Accountability is key.
Most times when I attempt NaNoWriMo (I’ve tried it five times, won it twice), I give up quickly because I don’t talk about it much. I may mention it on the blog, but not anywhere else. This year, I told my writing partner what I was attempting and would check in with her frequently about how the challenge was going. We also met once a week to write. Knowing I had to check in with her and having her cheer me on this whole month was such an important part of maintaining my focus.
So, whether you’re writing a novel or training for a marathon or searching for a new job, enlist a buddy. They can give you motivation. They can help you out by going on a training run with you or reading over your resume. Basically, an accountability partner is external support to keep you going.
It’s okay to get behind
I got behind on the second day of NaNoWriMo. I had had a bad day and when I came home from work, the last thing I wanted to do was write. So, instead, I laid on the couch and watched TV. My manuscript sat untouched. It was only day two and I was already behind… yikes. Instead of letting that get me down, I told myself I could easily make up the words throughout the week. And it took me a while to get on pace, but I did. Normally, a setback like that, especially so quickly into the challenge, would have demotivated me so much, I would have quit. But this time, I didn’t allow something so small to defeat me. It taught me that it’s okay to get behind, to falter a bit, to lose focus. No matter if that comes in the beginning, the middle, or the end, it’s all okay.
Miss a training run? Fall off your eating plan for a day? Take a few days off from working on your side hustle? It’s all okay. It’s not the end of the world. You can get back on track. Just remember why you are doing what you are doing and you’ll find your motivation once again.
Shitty days will happen
Some days, the writing felt so effortless and everything I wrote felt good and moved the story along. Then, there were other days where the writing felt difficult and I would look back on what I wrote with my nose wrinkled in disgust. The sentences felt cheesy, the plot off balance. That? Is called writing a novel. No writer, no matter how experienced, has a super successful day every single day. Some days are just shitty, plain and simple. That’s just part of the process of writing a novel.
You won’t be excited about your goal every single day. That’s just the way it is. The journey of achieving a goal features many, many boring, unsexy steps. These are the steps nobody sees, where everything is a slog and you may start thinking that you’re not cut out for whatever you’re trying to achieve. You are. You are more than capable. Shitty days happen, and you just have to be prepared to break through it.

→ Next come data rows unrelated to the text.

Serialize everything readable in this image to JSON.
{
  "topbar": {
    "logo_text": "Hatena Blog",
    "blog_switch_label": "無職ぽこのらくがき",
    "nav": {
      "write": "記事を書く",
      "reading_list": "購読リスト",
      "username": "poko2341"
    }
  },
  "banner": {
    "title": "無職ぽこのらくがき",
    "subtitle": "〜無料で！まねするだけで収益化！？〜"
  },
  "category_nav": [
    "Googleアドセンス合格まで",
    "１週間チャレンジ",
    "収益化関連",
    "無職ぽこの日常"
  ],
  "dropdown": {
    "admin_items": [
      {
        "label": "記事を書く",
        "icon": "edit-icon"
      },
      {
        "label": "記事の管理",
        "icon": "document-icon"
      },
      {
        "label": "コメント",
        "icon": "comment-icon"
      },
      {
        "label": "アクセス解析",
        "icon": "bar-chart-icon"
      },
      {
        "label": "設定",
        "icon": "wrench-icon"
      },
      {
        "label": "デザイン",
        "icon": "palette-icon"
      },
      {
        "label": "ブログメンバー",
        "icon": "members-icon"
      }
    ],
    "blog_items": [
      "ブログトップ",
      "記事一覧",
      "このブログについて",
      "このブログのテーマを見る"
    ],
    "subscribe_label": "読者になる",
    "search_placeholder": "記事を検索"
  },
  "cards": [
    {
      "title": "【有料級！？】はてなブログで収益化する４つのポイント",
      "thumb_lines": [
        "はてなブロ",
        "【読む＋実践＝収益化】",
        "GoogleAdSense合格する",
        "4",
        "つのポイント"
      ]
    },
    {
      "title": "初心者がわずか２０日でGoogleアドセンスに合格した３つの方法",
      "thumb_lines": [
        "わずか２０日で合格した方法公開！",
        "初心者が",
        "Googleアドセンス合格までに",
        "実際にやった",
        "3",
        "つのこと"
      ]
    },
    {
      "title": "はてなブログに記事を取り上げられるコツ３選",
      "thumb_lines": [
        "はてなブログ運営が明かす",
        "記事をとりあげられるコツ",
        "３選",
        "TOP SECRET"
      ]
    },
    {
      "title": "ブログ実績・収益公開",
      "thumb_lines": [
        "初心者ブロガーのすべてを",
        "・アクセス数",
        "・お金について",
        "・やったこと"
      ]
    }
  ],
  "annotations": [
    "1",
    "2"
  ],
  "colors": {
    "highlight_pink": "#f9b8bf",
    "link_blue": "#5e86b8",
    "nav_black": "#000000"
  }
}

I think one of the lessons I learned most during NaNoWriMo, though, is how much I love writing fiction. Each day was such an adventure and even when it was difficult, it was still so interesting and fun to work through the hard parts. I’m so excited to finish my novel and spend all of 2016 editing it. And then? I aim to get this one published. Oh yeah.